I have realized how little time I have left in Taiwan which makes me excited and sad. I want to go back to Florida, but I don't want to leave Taiwan!
I thought of some advise I'd like to give future exchange students.
1) be aware you're in a completely different culture, and don't think only from your perspective. In Taiwan, a very lucky number is 6. There is a bus number 666 in Taipei, which to Christian's, is a very bad number. But to Taiwanese, it must be the luckiest bus ever!
2) never say no. And I mean to everything. No matter how full you are, try just one more food item your host family gives you. Try foods you don't like. Try them more than once. You'd be surprised. Go on trips, even of you think it'll be boring. I got up at 5 am on a Saturday morning with my host family to go do something that sounded so boring, and it's one of the best memories I have now
3) become a family member. Especially in Asia, family is number one. I come home almost everyday to be with my family- rarely with exchange students. And they tell me all the time how nice it is to have an exchange student that cares about more than partying. I have exchange friends, and we hang out too, but family is very important. Don't forget that
4) never give yourself pity. Every exchange student has a hard time, just with different things. Some people have a really hard time with homesickness, some people don't get along with their families, some people have a really hard time learning the language. Don't think you're the only one with problems.
5) when learning the language- especially tonal languages- learn the hardest part first. Even if the hardest thing is grammar. For my total language people- TONES ARE IMPORTANT! They're the difference between coming home and saying "hi mom I'm home!" And "you're a horse! I'm home!" And pronunciation is important for the difference between saying "there's a dead mouse in the road" and "there's a dead teacher in the road" so PAY ATTENTION! Haha
6) learn how to make your favorite food. Even if you can't make it back in the USA, learn how to make it. And learn to make a food you can make in the USA too. Trust me
7) see things from your culture's point of view, not your own. For example, if rotary tells you to learn Chinese faster and better, understand it's because you're in a culture where studying is what they're about. Or if your family says your curfew is 9 pm and you can only hang out a few days a week, it's because the culture. Kids in Taiwan don't hang out hardly at all. That goes for people in every country, but I only have Taiwanese examples
8) people will say things to you that will make you mad. They will say things about America that aren't true, they will say things because they don't understand. Learn to explain with a smile, and walk away. Or just walk away.
I know you may be wondering what to do about host family gifts too!! This is what I've found effective: women like Bath and Body Works. It's very rare if they have it at all. And they love the smell; fathers tend to like Florida license plates.
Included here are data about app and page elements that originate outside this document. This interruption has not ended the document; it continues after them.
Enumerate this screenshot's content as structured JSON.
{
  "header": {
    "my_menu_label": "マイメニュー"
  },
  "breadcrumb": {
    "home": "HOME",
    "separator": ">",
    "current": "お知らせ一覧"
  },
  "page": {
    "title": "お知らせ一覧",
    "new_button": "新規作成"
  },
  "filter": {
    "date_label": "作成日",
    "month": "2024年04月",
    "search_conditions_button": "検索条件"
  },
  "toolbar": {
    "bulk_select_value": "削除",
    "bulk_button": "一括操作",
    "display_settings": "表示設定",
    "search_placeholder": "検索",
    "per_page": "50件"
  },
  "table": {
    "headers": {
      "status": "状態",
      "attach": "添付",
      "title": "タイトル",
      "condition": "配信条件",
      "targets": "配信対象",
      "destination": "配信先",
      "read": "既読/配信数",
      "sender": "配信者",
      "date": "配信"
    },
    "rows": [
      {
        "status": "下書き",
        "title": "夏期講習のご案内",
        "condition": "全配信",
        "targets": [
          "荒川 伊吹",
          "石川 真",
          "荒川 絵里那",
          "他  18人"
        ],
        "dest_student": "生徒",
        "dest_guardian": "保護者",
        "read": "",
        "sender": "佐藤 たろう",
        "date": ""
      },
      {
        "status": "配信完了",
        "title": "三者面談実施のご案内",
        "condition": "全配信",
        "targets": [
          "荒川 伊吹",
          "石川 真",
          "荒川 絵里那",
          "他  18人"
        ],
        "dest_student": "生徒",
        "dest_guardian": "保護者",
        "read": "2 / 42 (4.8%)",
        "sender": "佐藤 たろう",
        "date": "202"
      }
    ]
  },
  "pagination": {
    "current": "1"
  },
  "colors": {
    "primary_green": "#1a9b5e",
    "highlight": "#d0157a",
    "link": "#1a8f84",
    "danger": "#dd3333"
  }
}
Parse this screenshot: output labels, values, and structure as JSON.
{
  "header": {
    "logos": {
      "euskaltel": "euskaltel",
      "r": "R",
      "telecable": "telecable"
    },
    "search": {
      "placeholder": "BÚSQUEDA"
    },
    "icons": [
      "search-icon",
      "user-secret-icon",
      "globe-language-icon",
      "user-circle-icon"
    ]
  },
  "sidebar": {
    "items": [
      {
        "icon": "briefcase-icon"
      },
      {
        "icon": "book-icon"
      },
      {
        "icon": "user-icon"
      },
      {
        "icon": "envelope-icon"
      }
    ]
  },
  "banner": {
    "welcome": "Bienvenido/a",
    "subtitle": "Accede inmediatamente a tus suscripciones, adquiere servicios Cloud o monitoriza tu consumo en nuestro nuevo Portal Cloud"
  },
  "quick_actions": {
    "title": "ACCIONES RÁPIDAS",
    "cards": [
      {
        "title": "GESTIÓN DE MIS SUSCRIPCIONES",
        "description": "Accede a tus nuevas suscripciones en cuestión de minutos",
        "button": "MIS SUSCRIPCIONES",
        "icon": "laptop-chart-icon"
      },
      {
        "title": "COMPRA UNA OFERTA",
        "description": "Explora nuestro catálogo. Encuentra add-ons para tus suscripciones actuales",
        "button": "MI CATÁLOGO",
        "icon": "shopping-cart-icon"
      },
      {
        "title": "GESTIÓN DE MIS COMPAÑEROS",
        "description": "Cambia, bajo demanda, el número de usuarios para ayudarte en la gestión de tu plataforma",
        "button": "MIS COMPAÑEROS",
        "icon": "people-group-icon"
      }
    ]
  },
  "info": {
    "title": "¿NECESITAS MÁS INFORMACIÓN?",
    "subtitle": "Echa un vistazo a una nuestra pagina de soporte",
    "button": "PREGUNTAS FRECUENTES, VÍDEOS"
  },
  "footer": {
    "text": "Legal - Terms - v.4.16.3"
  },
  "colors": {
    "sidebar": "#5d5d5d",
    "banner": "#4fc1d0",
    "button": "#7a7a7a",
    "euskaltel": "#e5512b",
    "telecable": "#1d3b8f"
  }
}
In other countries, they're plain with not much decoration, so they like America's license plates. All of my host dads hung them up in the main areas of the house very proud. Kids like Disney. No matter what their age. Trinkets, stuffed animals, etc, people love it
I hope that makes up for a long absence and helps you guys!